The threat of 'Big Brother' Internet monitoring in Canada

Please chip in to support more articles like this. Support for as little as $5 per month!

The concern over nations becoming "Big Brother" surveillance states is alive and well in Canada.

Canada, that bastion of civility, open-mindedness and personal rights?

Yes, unless you don't follow foreign affairs, our neighbour to the north has been under a conservative -- very conservative -- government for a bit of time now, with Conservative Party leader Stephen Harper serving as prime minister.

The most recent threat to personal privacy coming out of Ottawa is a bill that sounds frighteningly reminiscent of ones we've seen in the U.S.

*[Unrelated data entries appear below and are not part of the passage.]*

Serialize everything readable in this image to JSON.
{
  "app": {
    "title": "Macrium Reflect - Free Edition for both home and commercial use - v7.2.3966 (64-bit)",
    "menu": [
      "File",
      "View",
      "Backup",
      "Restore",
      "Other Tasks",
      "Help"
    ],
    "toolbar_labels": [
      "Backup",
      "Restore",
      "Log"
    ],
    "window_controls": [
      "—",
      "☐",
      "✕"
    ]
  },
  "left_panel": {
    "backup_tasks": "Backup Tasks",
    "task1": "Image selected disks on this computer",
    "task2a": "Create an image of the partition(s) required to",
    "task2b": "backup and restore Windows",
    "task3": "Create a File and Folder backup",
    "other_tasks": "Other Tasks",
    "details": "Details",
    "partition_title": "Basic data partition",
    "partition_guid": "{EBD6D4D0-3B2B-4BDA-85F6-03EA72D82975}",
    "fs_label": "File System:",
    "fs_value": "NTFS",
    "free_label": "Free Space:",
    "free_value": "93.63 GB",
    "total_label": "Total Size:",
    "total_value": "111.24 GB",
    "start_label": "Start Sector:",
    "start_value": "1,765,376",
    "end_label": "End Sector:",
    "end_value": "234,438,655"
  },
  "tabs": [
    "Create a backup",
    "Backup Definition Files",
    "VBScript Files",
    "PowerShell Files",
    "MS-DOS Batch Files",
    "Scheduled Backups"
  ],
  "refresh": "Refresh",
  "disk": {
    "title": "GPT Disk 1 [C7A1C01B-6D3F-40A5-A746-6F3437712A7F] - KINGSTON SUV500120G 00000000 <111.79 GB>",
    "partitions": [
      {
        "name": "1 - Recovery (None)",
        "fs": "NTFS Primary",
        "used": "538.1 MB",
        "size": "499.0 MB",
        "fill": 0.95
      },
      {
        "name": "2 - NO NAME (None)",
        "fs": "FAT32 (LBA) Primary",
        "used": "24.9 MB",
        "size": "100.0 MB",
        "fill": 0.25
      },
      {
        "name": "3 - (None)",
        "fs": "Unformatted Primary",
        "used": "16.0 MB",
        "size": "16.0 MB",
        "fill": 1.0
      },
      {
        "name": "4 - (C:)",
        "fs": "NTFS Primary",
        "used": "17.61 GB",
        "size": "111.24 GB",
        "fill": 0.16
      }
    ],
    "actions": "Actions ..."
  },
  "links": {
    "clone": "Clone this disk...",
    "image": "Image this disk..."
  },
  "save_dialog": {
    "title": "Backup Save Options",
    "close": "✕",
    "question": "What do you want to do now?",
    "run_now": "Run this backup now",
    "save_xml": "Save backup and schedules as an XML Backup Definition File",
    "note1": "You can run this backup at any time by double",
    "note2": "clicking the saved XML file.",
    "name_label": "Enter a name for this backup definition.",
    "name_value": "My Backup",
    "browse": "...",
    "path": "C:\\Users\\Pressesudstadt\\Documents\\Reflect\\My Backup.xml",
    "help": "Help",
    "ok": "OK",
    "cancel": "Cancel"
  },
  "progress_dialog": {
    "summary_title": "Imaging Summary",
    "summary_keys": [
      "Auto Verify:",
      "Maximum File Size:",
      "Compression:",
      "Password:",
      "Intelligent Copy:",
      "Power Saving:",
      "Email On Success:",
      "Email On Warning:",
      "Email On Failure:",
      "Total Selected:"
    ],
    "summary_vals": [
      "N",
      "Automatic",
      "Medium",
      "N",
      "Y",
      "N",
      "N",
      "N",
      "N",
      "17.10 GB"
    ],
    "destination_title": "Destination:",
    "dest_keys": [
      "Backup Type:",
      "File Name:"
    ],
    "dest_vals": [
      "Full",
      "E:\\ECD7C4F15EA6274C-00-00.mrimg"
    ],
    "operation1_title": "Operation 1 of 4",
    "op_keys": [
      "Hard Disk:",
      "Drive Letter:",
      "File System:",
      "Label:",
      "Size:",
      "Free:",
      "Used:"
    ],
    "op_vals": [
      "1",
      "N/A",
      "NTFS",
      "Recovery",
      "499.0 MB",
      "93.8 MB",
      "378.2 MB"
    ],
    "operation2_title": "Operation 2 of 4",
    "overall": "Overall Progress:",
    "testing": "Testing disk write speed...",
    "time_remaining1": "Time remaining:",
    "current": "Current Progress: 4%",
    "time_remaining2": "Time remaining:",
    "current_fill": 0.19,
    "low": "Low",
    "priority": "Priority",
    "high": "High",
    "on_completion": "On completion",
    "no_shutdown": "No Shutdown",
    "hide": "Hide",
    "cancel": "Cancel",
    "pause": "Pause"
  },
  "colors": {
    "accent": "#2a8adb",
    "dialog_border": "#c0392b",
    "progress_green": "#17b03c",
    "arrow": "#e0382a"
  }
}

The "Act to enact the Investigating and Preventing Criminal Electronic Communications Act and to amend the Criminal Code and other acts" would, among other abominable violations of civil liberties:

Require Internet service providers to give subscriber data to police and national security agencies without a warrant, including names, unlisted phone numbers and IP addresses.

Force Internet providers and other makers of technology to provide a "back door" to make communications accessible to police.

Notice that in the first provision, no warrant would be required. In the second provision (and these represent only part of the sweeping legislation), law enforcement would be allowed an unspecified "back door" into private communications and web activity.

The bill is just in its preliminary stages, but already the Harper Tory government is using the seedy tactics of the U.S. Republican Party to try and intimidate opponents who champion the preservation of civil liberties on the Internet. The Tory public safety minister is, according to the Canadian Broadcasting Corporation, accusing critics of the bill of "aligning themselves with child pornographers."

A Liberal Party member of the Canadian Parliament, Francis Scarpaleggia, was not backing down:

[Scarpaleggia] alleged during [a parliamentary] question period Monday that the government is "preparing to read Canadians' emails and track their movements through cell phone signals, in both cases without a warrant."

He questioned whether the government could be trusted with such "sweeping powers" and suggested they could be misused to intimidate Canadians gathering to protest issues such as a pipeline or pension cuts.

Should Canada follow the path of becoming an electronic surveillance state, is there any doubt that it will share this data with the U.S. and vice versa?

And what happens when other nations follow the lead of the likes of Canada, the U.S., and -- in the strange bedfellows department -- China?

The emergence of a global, high-tech "Big Brother" monitoring our every move may not be far off -- and that's not a conspiracy theory.

This article was first posted on Truthout.

Further Reading

Thank you for reading this story…

More people are reading than ever and unlike many news organizations, we have never put up a paywall – at rabble we’ve always believed in making our reporting and analysis free to all, while striving to make it sustainable as well. Media isn’t free to produce. rabble’s total budget is likely less than what big corporate media spend on photocopying (we kid you not!) and we do not have any major foundation, sponsor or angel investor. Our main supporters are people and organizations -- like you. This is why we need your help. You are what keep us sustainable. has staked its existence on you. We live or die on community support -- your support! We get hundreds of thousands of visitors and we believe in them. We believe in you. We believe people will put in what they can for the greater good. We call that sustainable.

So what is the easy answer for us? Depend on a community of visitors who care passionately about media that amplifies the voices of people struggling for change and justice. It really is that simple. When the people who visit rabble care enough to contribute a bit then it works for everyone.

And so we’re asking you if you could make a donation, right now, to help us carry forward on our mission. Make a donation today.


We welcome your comments! embraces a pro-human rights, pro-feminist, anti-racist, queer-positive, anti-imperialist and pro-labour stance, and encourages discussions which develop progressive thought. Our full comment policy can be found here. Learn more about Disqus on and your privacy here. Please keep in mind:


  • Tell the truth and avoid rumours.
  • Add context and background.
  • Report typos and logical fallacies.
  • Be respectful.
  • Respect copyright - link to articles.
  • Stay focused. Bring in-depth commentary to our discussion forum, babble.


  • Use oppressive/offensive language.
  • Libel or defame.
  • Bully or troll.
  • Post spam.
  • Engage trolls. Flag suspect activity instead.